Formal postgraduate education in the workplace

Once academics get used to the idea that they don't have to give "lectures", delivering university education on-line becomes relatively simple. Postgraduate education to students who have jobs is even easier. Graduate students have more maturity and are focused on achieving results at university. Courses can be redesigned to first identify what knowledge and skills the student has to demonstrate, then provide ways they can do that through practical exercises, ideally involving they day job. Lastly the student can be provided with course notes, videos\, quizzes and the rest of the educational paraphernalia, to support the leaning.

via mobile devices

Educational applications, including e-portfolio tools and learning management systems, now support mobile devices. The course designer doesn't have to use any special software, they just have to remember to divide the content into reasonably small chunks for the mobile user. Keep in mind the student will not be sitting in a silent room for an hour or more, they will be on a noisy bus with a few minutes to spare.

More Thoughts

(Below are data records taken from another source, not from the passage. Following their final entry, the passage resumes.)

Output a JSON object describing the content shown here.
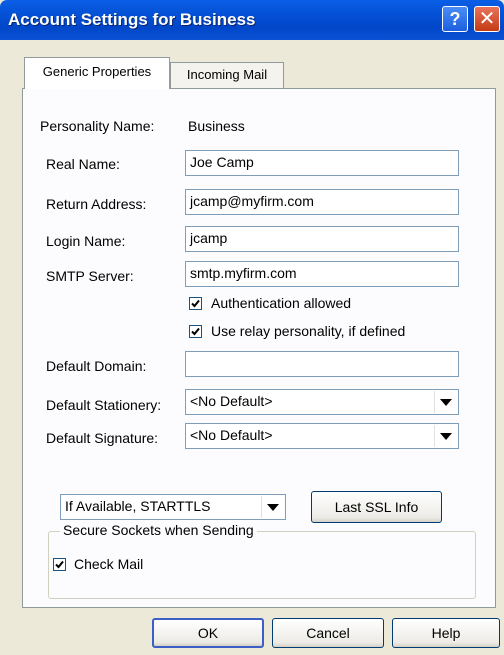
{
  "window": {
    "title": "Account Settings for Business",
    "help_glyph": "?",
    "close_glyph": "✕"
  },
  "tabs": [
    {
      "label": "Generic Properties"
    },
    {
      "label": "Incoming Mail"
    }
  ],
  "form": {
    "personality_label": "Personality Name:",
    "personality_value": "Business",
    "real_name_label": "Real Name:",
    "real_name_value": "Joe Camp",
    "return_address_label": "Return Address:",
    "return_address_value": "jcamp@myfirm.com",
    "login_name_label": "Login Name:",
    "login_name_value": "jcamp",
    "smtp_label": "SMTP Server:",
    "smtp_value": "smtp.myfirm.com",
    "auth_label": "Authentication allowed",
    "relay_label": "Use relay personality, if defined",
    "default_domain_label": "Default Domain:",
    "default_domain_value": "",
    "stationery_label": "Default Stationery:",
    "stationery_value": "<No Default>",
    "signature_label": "Default Signature:",
    "signature_value": "<No Default>"
  },
  "ssl_group": {
    "title": "Secure Sockets when Sending",
    "select_value": "If Available, STARTTLS",
    "info_button": "Last SSL Info"
  },
  "check_mail_label": "Check Mail",
  "buttons": {
    "ok": "OK",
    "cancel": "Cancel",
    "help": "Help"
  },
  "checkboxes": {
    "auth_checked": true,
    "relay_checked": true,
    "check_mail_checked": true
  }
}
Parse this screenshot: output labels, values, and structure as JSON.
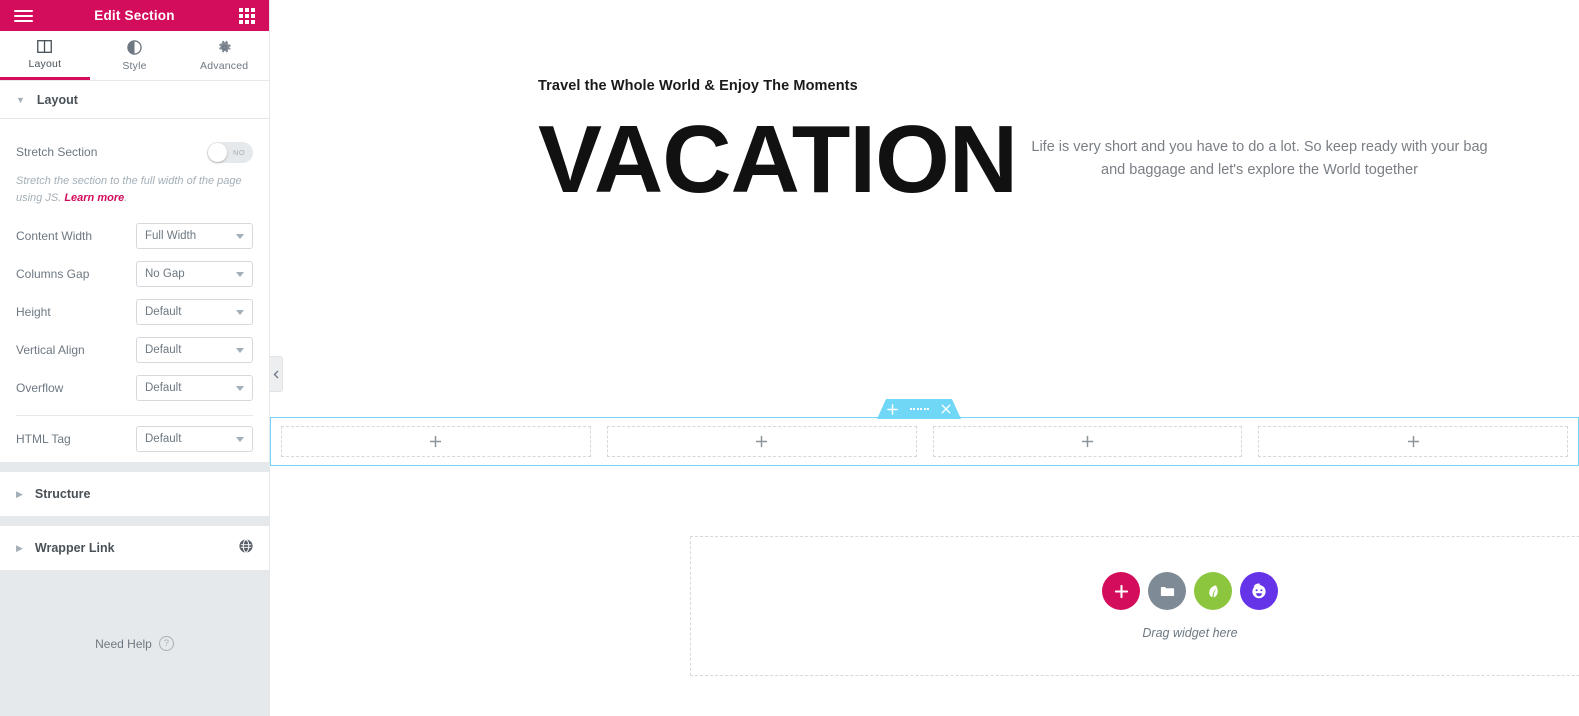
{
  "panel": {
    "header": {
      "title": "Edit Section",
      "menu_icon": "hamburger-icon",
      "apps_icon": "apps-grid-icon",
      "background_color": "#d30c5c"
    },
    "tabs": [
      {
        "label": "Layout",
        "icon": "columns-icon",
        "active": true
      },
      {
        "label": "Style",
        "icon": "contrast-circle-icon",
        "active": false
      },
      {
        "label": "Advanced",
        "icon": "gear-icon",
        "active": false
      }
    ],
    "layout_section": {
      "title": "Layout",
      "caret": "▼"
    },
    "controls": {
      "stretch_section": {
        "label": "Stretch Section",
        "toggle_state": "NO",
        "description_text": "Stretch the section to the full width of the page using JS. ",
        "description_link": "Learn more",
        "description_tail": "."
      },
      "content_width": {
        "label": "Content Width",
        "value": "Full Width"
      },
      "columns_gap": {
        "label": "Columns Gap",
        "value": "No Gap"
      },
      "height": {
        "label": "Height",
        "value": "Default"
      },
      "vertical_align": {
        "label": "Vertical Align",
        "value": "Default"
      },
      "overflow": {
        "label": "Overflow",
        "value": "Default"
      },
      "html_tag": {
        "label": "HTML Tag",
        "value": "Default"
      }
    },
    "accordions": [
      {
        "label": "Structure",
        "caret": "▶",
        "badge_icon": null
      },
      {
        "label": "Wrapper Link",
        "caret": "▶",
        "badge_icon": "pro-globe-icon"
      }
    ],
    "footer": {
      "need_help_label": "Need Help",
      "help_icon": "question-mark-icon"
    }
  },
  "canvas": {
    "collapse_tab_icon": "chevron-left-icon",
    "hero": {
      "kicker": "Travel the Whole World & Enjoy The Moments",
      "title": "VACATION",
      "paragraph": "Life is very short and you have to do a lot. So keep ready with your bag and baggage and let's explore the World together"
    },
    "section": {
      "handle": {
        "add_icon": "plus-icon",
        "drag_icon": "drag-dots-icon",
        "close_icon": "close-x-icon",
        "color": "#71d7f7"
      },
      "columns": [
        {
          "add_icon": "plus-icon"
        },
        {
          "add_icon": "plus-icon"
        },
        {
          "add_icon": "plus-icon"
        },
        {
          "add_icon": "plus-icon"
        }
      ]
    },
    "drop_area": {
      "label": "Drag widget here",
      "buttons": [
        {
          "icon": "plus-icon",
          "color": "#d30c5c"
        },
        {
          "icon": "folder-icon",
          "color": "#7e8a95"
        },
        {
          "icon": "leaf-icon",
          "color": "#8cc63e"
        },
        {
          "icon": "happy-face-icon",
          "color": "#6533e8"
        }
      ]
    }
  }
}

The idea of a portfolio, being a collection of samples of work by an artist is not a new one. An e-portfolio is just an electronic version of this: being a collection of digital artifacts from the student to show an examiner and prospective employers.

There are specialized applications to help with producing a portfolio, such as Mahara. These are especially useful where a student uses the portfolio as part of showing evidence of skills and knowledge as part of a formal program. The software to help ensure that the student has met all requirements. This may be also useful where an employer has very detailed job requirements.

However, what is of interest to a university examiner is unlikely to be of much interest to an employer. What an employer wants to know is if the applicant can do the job. This is best demonstrated by evidence of the applicant having already done the job, or something similar.

As an example, in the ANU Techlauncher program I tutor teams of students who have to produce something (usually software) for a client. The client may be a start-up, a government agency or a company. The last assessment task for the program is an application for a job, which details how what the student did for the project is relevant to that job.